▶ Exercise prompt: Repeat every line of the data exactly; no picture belongs in the copy.

▶ Supplied data:
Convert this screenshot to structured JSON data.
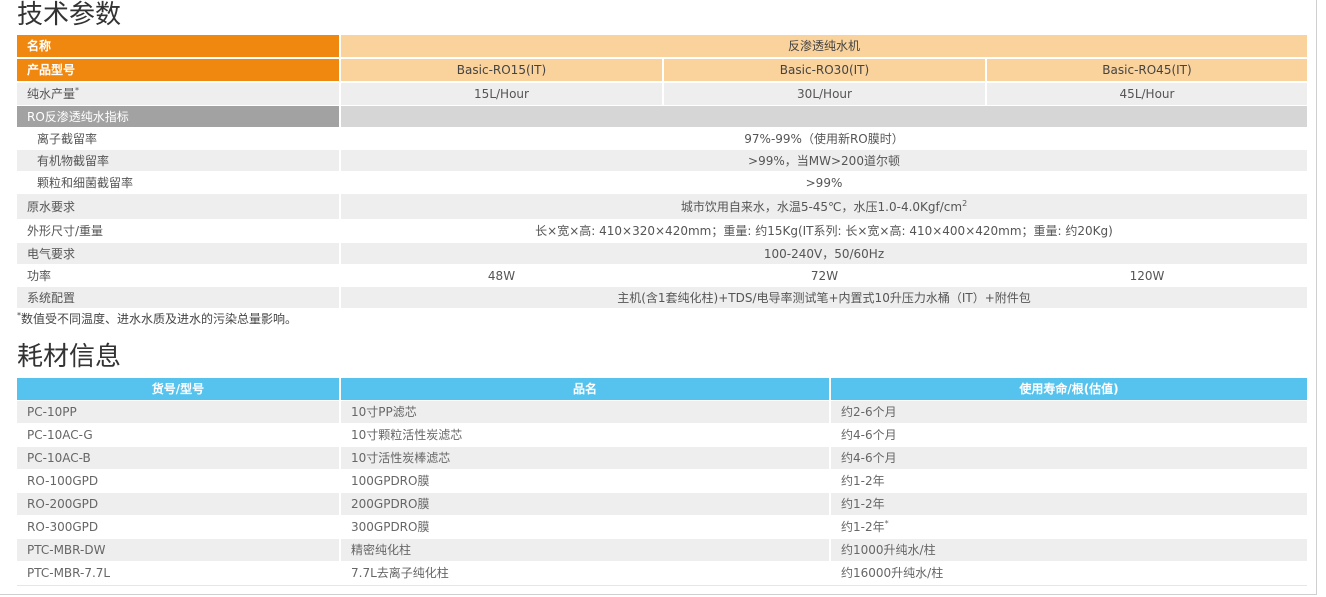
{
  "colors": {
    "orange": "#F0870F",
    "peach": "#FAD29C",
    "row_gray": "#EEEEEE",
    "group_gray": "#A2A2A2",
    "group_fill": "#D6D6D6",
    "header_blue": "#55C3EE",
    "text": "#555555"
  },
  "specs": {
    "title": "技术参数",
    "rows": [
      {
        "label": "名称",
        "value": "反渗透纯水机"
      },
      {
        "label": "产品型号",
        "values": [
          "Basic-RO15(IT)",
          "Basic-RO30(IT)",
          "Basic-RO45(IT)"
        ]
      },
      {
        "label": "纯水产量",
        "label_mark": "*",
        "values": [
          "15L/Hour",
          "30L/Hour",
          "45L/Hour"
        ]
      },
      {
        "label": "RO反渗透纯水指标"
      },
      {
        "label": "离子截留率",
        "value": "97%-99%（使用新RO膜时）"
      },
      {
        "label": "有机物截留率",
        "value": ">99%，当MW>200道尔顿"
      },
      {
        "label": "颗粒和细菌截留率",
        "value": ">99%"
      },
      {
        "label": "原水要求",
        "value": "城市饮用自来水，水温5-45℃，水压1.0-4.0Kgf/cm",
        "value_sup": "2"
      },
      {
        "label": "外形尺寸/重量",
        "value": "长×宽×高: 410×320×420mm；重量: 约15Kg(IT系列: 长×宽×高: 410×400×420mm；重量: 约20Kg)"
      },
      {
        "label": "电气要求",
        "value": "100-240V，50/60Hz"
      },
      {
        "label": "功率",
        "values": [
          "48W",
          "72W",
          "120W"
        ]
      },
      {
        "label": "系统配置",
        "value": "主机(含1套纯化柱)+TDS/电导率测试笔+内置式10升压力水桶（IT）+附件包"
      }
    ],
    "footnote": {
      "mark": "*",
      "text": "数值受不同温度、进水水质及进水的污染总量影响。"
    }
  },
  "consumables": {
    "title": "耗材信息",
    "headers": [
      "货号/型号",
      "品名",
      "使用寿命/根(估值)"
    ],
    "rows": [
      {
        "model": "PC-10PP",
        "name": "10寸PP滤芯",
        "lifespan": "约2-6个月"
      },
      {
        "model": "PC-10AC-G",
        "name": "10寸颗粒活性炭滤芯",
        "lifespan": "约4-6个月"
      },
      {
        "model": "PC-10AC-B",
        "name": "10寸活性炭棒滤芯",
        "lifespan": "约4-6个月"
      },
      {
        "model": "RO-100GPD",
        "name": "100GPDRO膜",
        "lifespan": "约1-2年"
      },
      {
        "model": "RO-200GPD",
        "name": "200GPDRO膜",
        "lifespan": "约1-2年"
      },
      {
        "model": "RO-300GPD",
        "name": "300GPDRO膜",
        "lifespan": "约1-2年",
        "lifespan_mark": "*"
      },
      {
        "model": "PTC-MBR-DW",
        "name": "精密纯化柱",
        "lifespan": "约1000升纯水/柱"
      },
      {
        "model": "PTC-MBR-7.7L",
        "name": "7.7L去离子纯化柱",
        "lifespan": "约16000升纯水/柱"
      }
    ]
  }
}
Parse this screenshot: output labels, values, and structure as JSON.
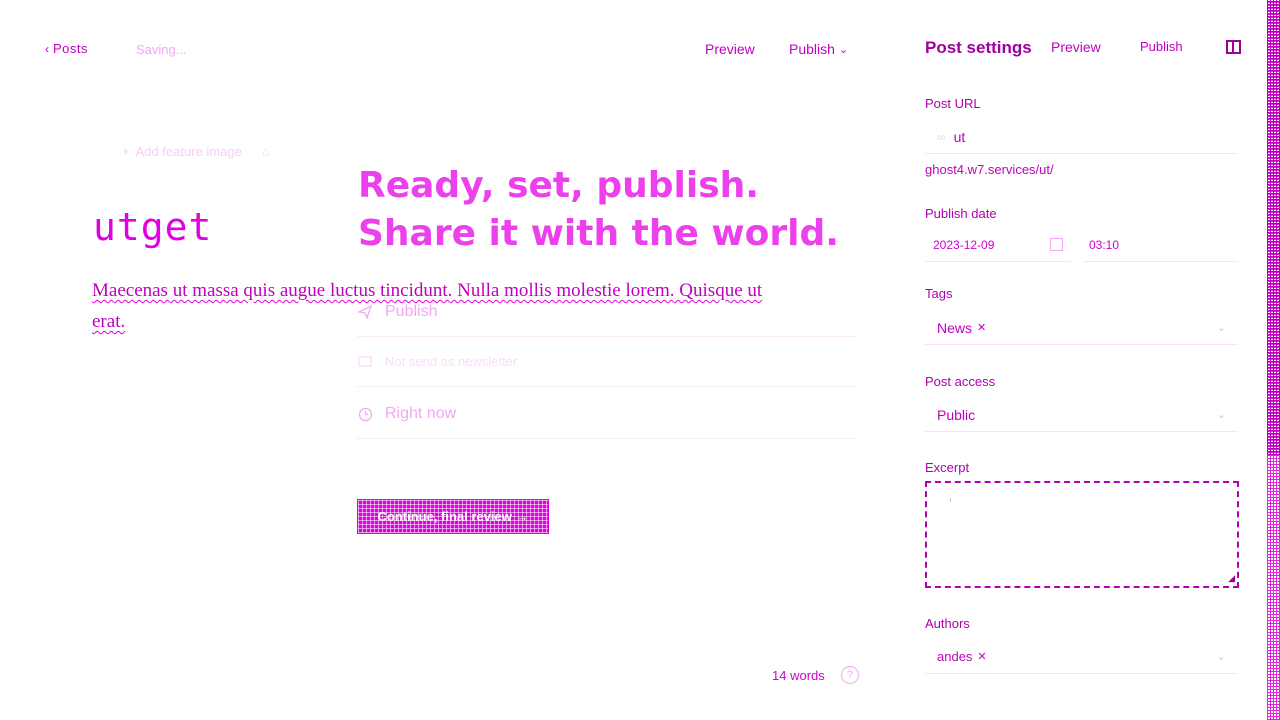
{
  "topbar": {
    "back_label": "Posts",
    "status": "Saving...",
    "preview_label": "Preview",
    "publish_label": "Publish"
  },
  "editor": {
    "feature_image_label": "Add feature image",
    "title": "utget",
    "body": "Maecenas ut massa quis augue luctus tincidunt. Nulla mollis molestie lorem. Quisque ut erat.",
    "word_count": "14 words"
  },
  "publish_flow": {
    "headline_line1": "Ready, set, publish.",
    "headline_line2": "Share it with the world.",
    "option_publish": "Publish",
    "option_newsletter": "Not send as newsletter",
    "option_time": "Right now",
    "continue_label": "Continue, final review →"
  },
  "sidebar": {
    "title": "Post settings",
    "preview_label": "Preview",
    "publish_label": "Publish",
    "post_url_label": "Post URL",
    "post_url_value": "ut",
    "post_url_full": "ghost4.w7.services/ut/",
    "publish_date_label": "Publish date",
    "publish_date_value": "2023-12-09",
    "publish_time_value": "03:10",
    "tags_label": "Tags",
    "tag_value": "News",
    "post_access_label": "Post access",
    "post_access_value": "Public",
    "excerpt_label": "Excerpt",
    "authors_label": "Authors",
    "author_value": "andes"
  },
  "colors": {
    "accent": "#e100e1",
    "accent_dark": "#9d009d",
    "muted": "#f2a8f2"
  },
  "icons": [
    "chevron-left-icon",
    "chevron-down-icon",
    "image-icon",
    "link-icon",
    "calendar-icon",
    "clock-icon",
    "send-icon",
    "mail-icon",
    "close-icon",
    "help-icon",
    "sidebar-toggle-icon",
    "resize-grip-icon"
  ]
}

▶ Solution for this problem:
Convert this screenshot to structured JSON data.
{
  "colors": {
    "orange": "#F0870F",
    "peach": "#FAD29C",
    "row_gray": "#EEEEEE",
    "group_gray": "#A2A2A2",
    "group_fill": "#D6D6D6",
    "header_blue": "#55C3EE",
    "text": "#555555"
  },
  "specs": {
    "title": "技术参数",
    "rows": [
      {
        "label": "名称",
        "value": "反渗透纯水机"
      },
      {
        "label": "产品型号",
        "values": [
          "Basic-RO15(IT)",
          "Basic-RO30(IT)",
          "Basic-RO45(IT)"
        ]
      },
      {
        "label": "纯水产量",
        "label_mark": "*",
        "values": [
          "15L/Hour",
          "30L/Hour",
          "45L/Hour"
        ]
      },
      {
        "label": "RO反渗透纯水指标"
      },
      {
        "label": "离子截留率",
        "value": "97%-99%（使用新RO膜时）"
      },
      {
        "label": "有机物截留率",
        "value": ">99%，当MW>200道尔顿"
      },
      {
        "label": "颗粒和细菌截留率",
        "value": ">99%"
      },
      {
        "label": "原水要求",
        "value": "城市饮用自来水，水温5-45℃，水压1.0-4.0Kgf/cm",
        "value_sup": "2"
      },
      {
        "label": "外形尺寸/重量",
        "value": "长×宽×高: 410×320×420mm；重量: 约15Kg(IT系列: 长×宽×高: 410×400×420mm；重量: 约20Kg)"
      },
      {
        "label": "电气要求",
        "value": "100-240V，50/60Hz"
      },
      {
        "label": "功率",
        "values": [
          "48W",
          "72W",
          "120W"
        ]
      },
      {
        "label": "系统配置",
        "value": "主机(含1套纯化柱)+TDS/电导率测试笔+内置式10升压力水桶（IT）+附件包"
      }
    ],
    "footnote": {
      "mark": "*",
      "text": "数值受不同温度、进水水质及进水的污染总量影响。"
    }
  },
  "consumables": {
    "title": "耗材信息",
    "headers": [
      "货号/型号",
      "品名",
      "使用寿命/根(估值)"
    ],
    "rows": [
      {
        "model": "PC-10PP",
        "name": "10寸PP滤芯",
        "lifespan": "约2-6个月"
      },
      {
        "model": "PC-10AC-G",
        "name": "10寸颗粒活性炭滤芯",
        "lifespan": "约4-6个月"
      },
      {
        "model": "PC-10AC-B",
        "name": "10寸活性炭棒滤芯",
        "lifespan": "约4-6个月"
      },
      {
        "model": "RO-100GPD",
        "name": "100GPDRO膜",
        "lifespan": "约1-2年"
      },
      {
        "model": "RO-200GPD",
        "name": "200GPDRO膜",
        "lifespan": "约1-2年"
      },
      {
        "model": "RO-300GPD",
        "name": "300GPDRO膜",
        "lifespan": "约1-2年",
        "lifespan_mark": "*"
      },
      {
        "model": "PTC-MBR-DW",
        "name": "精密纯化柱",
        "lifespan": "约1000升纯水/柱"
      },
      {
        "model": "PTC-MBR-7.7L",
        "name": "7.7L去离子纯化柱",
        "lifespan": "约16000升纯水/柱"
      }
    ]
  }
}
Parse this screenshot: output labels, values, and structure as JSON.
{
  "topbar": {
    "back_label": "Posts",
    "status": "Saving...",
    "preview_label": "Preview",
    "publish_label": "Publish"
  },
  "editor": {
    "feature_image_label": "Add feature image",
    "title": "utget",
    "body": "Maecenas ut massa quis augue luctus tincidunt. Nulla mollis molestie lorem. Quisque ut erat.",
    "word_count": "14 words"
  },
  "publish_flow": {
    "headline_line1": "Ready, set, publish.",
    "headline_line2": "Share it with the world.",
    "option_publish": "Publish",
    "option_newsletter": "Not send as newsletter",
    "option_time": "Right now",
    "continue_label": "Continue, final review →"
  },
  "sidebar": {
    "title": "Post settings",
    "preview_label": "Preview",
    "publish_label": "Publish",
    "post_url_label": "Post URL",
    "post_url_value": "ut",
    "post_url_full": "ghost4.w7.services/ut/",
    "publish_date_label": "Publish date",
    "publish_date_value": "2023-12-09",
    "publish_time_value": "03:10",
    "tags_label": "Tags",
    "tag_value": "News",
    "post_access_label": "Post access",
    "post_access_value": "Public",
    "excerpt_label": "Excerpt",
    "authors_label": "Authors",
    "author_value": "andes"
  },
  "colors": {
    "accent": "#e100e1",
    "accent_dark": "#9d009d",
    "muted": "#f2a8f2"
  },
  "icons": [
    "chevron-left-icon",
    "chevron-down-icon",
    "image-icon",
    "link-icon",
    "calendar-icon",
    "clock-icon",
    "send-icon",
    "mail-icon",
    "close-icon",
    "help-icon",
    "sidebar-toggle-icon",
    "resize-grip-icon"
  ]
}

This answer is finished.